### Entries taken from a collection
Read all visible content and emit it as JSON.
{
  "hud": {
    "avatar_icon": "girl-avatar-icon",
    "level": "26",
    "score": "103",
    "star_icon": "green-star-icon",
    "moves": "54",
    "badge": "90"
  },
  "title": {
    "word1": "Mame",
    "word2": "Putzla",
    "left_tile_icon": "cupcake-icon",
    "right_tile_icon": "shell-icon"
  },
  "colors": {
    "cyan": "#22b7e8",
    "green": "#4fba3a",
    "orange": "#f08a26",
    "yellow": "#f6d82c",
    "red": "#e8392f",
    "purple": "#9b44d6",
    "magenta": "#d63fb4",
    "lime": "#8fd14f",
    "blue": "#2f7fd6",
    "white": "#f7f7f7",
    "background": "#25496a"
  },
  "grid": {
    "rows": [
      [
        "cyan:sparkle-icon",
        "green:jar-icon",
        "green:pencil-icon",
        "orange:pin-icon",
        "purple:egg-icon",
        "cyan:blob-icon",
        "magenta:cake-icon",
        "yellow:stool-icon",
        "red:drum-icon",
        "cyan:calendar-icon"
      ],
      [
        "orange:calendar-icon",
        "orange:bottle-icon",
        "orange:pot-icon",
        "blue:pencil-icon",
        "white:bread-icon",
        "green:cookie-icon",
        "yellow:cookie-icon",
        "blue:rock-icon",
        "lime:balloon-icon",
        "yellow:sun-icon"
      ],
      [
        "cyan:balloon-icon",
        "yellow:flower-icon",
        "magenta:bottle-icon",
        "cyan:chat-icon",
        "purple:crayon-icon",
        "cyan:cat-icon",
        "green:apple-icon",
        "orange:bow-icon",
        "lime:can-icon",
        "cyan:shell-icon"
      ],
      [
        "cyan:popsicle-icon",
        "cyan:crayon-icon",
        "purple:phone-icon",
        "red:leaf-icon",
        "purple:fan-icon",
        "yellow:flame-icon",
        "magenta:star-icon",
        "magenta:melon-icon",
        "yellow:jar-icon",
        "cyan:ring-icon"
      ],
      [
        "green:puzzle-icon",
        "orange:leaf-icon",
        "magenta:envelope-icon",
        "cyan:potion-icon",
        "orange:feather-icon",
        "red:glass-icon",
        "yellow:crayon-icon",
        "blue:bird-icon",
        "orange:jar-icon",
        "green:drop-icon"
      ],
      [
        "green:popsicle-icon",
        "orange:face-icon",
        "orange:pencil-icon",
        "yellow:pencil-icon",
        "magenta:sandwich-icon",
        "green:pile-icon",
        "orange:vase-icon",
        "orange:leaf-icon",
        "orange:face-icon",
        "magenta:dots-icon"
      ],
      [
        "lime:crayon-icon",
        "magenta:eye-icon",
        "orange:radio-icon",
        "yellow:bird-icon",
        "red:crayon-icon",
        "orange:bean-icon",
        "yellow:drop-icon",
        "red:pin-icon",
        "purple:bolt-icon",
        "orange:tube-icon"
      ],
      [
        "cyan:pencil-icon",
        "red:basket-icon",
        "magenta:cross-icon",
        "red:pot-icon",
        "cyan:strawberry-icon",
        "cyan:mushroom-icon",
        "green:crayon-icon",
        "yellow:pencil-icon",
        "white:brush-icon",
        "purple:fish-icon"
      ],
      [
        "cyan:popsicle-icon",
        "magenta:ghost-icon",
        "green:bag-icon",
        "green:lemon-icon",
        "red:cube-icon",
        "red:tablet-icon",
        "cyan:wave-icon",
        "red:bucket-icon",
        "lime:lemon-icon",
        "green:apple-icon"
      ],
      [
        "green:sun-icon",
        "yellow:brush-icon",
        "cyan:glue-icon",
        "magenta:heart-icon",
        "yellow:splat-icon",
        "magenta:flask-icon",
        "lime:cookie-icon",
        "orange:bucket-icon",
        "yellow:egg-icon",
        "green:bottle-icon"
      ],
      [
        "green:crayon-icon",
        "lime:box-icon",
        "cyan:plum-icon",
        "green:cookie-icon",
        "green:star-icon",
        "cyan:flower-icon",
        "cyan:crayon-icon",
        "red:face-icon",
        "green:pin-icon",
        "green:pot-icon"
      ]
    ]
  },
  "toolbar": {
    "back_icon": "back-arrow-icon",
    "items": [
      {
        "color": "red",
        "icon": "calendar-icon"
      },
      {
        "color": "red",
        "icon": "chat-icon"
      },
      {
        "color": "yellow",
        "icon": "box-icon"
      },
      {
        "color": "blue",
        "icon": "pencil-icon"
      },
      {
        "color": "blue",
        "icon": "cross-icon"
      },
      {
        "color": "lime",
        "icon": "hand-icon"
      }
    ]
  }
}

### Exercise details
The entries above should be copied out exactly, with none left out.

### Result
Read all visible content and emit it as JSON.
{
  "hud": {
    "avatar_icon": "girl-avatar-icon",
    "level": "26",
    "score": "103",
    "star_icon": "green-star-icon",
    "moves": "54",
    "badge": "90"
  },
  "title": {
    "word1": "Mame",
    "word2": "Putzla",
    "left_tile_icon": "cupcake-icon",
    "right_tile_icon": "shell-icon"
  },
  "colors": {
    "cyan": "#22b7e8",
    "green": "#4fba3a",
    "orange": "#f08a26",
    "yellow": "#f6d82c",
    "red": "#e8392f",
    "purple": "#9b44d6",
    "magenta": "#d63fb4",
    "lime": "#8fd14f",
    "blue": "#2f7fd6",
    "white": "#f7f7f7",
    "background": "#25496a"
  },
  "grid": {
    "rows": [
      [
        "cyan:sparkle-icon",
        "green:jar-icon",
        "green:pencil-icon",
        "orange:pin-icon",
        "purple:egg-icon",
        "cyan:blob-icon",
        "magenta:cake-icon",
        "yellow:stool-icon",
        "red:drum-icon",
        "cyan:calendar-icon"
      ],
      [
        "orange:calendar-icon",
        "orange:bottle-icon",
        "orange:pot-icon",
        "blue:pencil-icon",
        "white:bread-icon",
        "green:cookie-icon",
        "yellow:cookie-icon",
        "blue:rock-icon",
        "lime:balloon-icon",
        "yellow:sun-icon"
      ],
      [
        "cyan:balloon-icon",
        "yellow:flower-icon",
        "magenta:bottle-icon",
        "cyan:chat-icon",
        "purple:crayon-icon",
        "cyan:cat-icon",
        "green:apple-icon",
        "orange:bow-icon",
        "lime:can-icon",
        "cyan:shell-icon"
      ],
      [
        "cyan:popsicle-icon",
        "cyan:crayon-icon",
        "purple:phone-icon",
        "red:leaf-icon",
        "purple:fan-icon",
        "yellow:flame-icon",
        "magenta:star-icon",
        "magenta:melon-icon",
        "yellow:jar-icon",
        "cyan:ring-icon"
      ],
      [
        "green:puzzle-icon",
        "orange:leaf-icon",
        "magenta:envelope-icon",
        "cyan:potion-icon",
        "orange:feather-icon",
        "red:glass-icon",
        "yellow:crayon-icon",
        "blue:bird-icon",
        "orange:jar-icon",
        "green:drop-icon"
      ],
      [
        "green:popsicle-icon",
        "orange:face-icon",
        "orange:pencil-icon",
        "yellow:pencil-icon",
        "magenta:sandwich-icon",
        "green:pile-icon",
        "orange:vase-icon",
        "orange:leaf-icon",
        "orange:face-icon",
        "magenta:dots-icon"
      ],
      [
        "lime:crayon-icon",
        "magenta:eye-icon",
        "orange:radio-icon",
        "yellow:bird-icon",
        "red:crayon-icon",
        "orange:bean-icon",
        "yellow:drop-icon",
        "red:pin-icon",
        "purple:bolt-icon",
        "orange:tube-icon"
      ],
      [
        "cyan:pencil-icon",
        "red:basket-icon",
        "magenta:cross-icon",
        "red:pot-icon",
        "cyan:strawberry-icon",
        "cyan:mushroom-icon",
        "green:crayon-icon",
        "yellow:pencil-icon",
        "white:brush-icon",
        "purple:fish-icon"
      ],
      [
        "cyan:popsicle-icon",
        "magenta:ghost-icon",
        "green:bag-icon",
        "green:lemon-icon",
        "red:cube-icon",
        "red:tablet-icon",
        "cyan:wave-icon",
        "red:bucket-icon",
        "lime:lemon-icon",
        "green:apple-icon"
      ],
      [
        "green:sun-icon",
        "yellow:brush-icon",
        "cyan:glue-icon",
        "magenta:heart-icon",
        "yellow:splat-icon",
        "magenta:flask-icon",
        "lime:cookie-icon",
        "orange:bucket-icon",
        "yellow:egg-icon",
        "green:bottle-icon"
      ],
      [
        "green:crayon-icon",
        "lime:box-icon",
        "cyan:plum-icon",
        "green:cookie-icon",
        "green:star-icon",
        "cyan:flower-icon",
        "cyan:crayon-icon",
        "red:face-icon",
        "green:pin-icon",
        "green:pot-icon"
      ]
    ]
  },
  "toolbar": {
    "back_icon": "back-arrow-icon",
    "items": [
      {
        "color": "red",
        "icon": "calendar-icon"
      },
      {
        "color": "red",
        "icon": "chat-icon"
      },
      {
        "color": "yellow",
        "icon": "box-icon"
      },
      {
        "color": "blue",
        "icon": "pencil-icon"
      },
      {
        "color": "blue",
        "icon": "cross-icon"
      },
      {
        "color": "lime",
        "icon": "hand-icon"
      }
    ]
  }
}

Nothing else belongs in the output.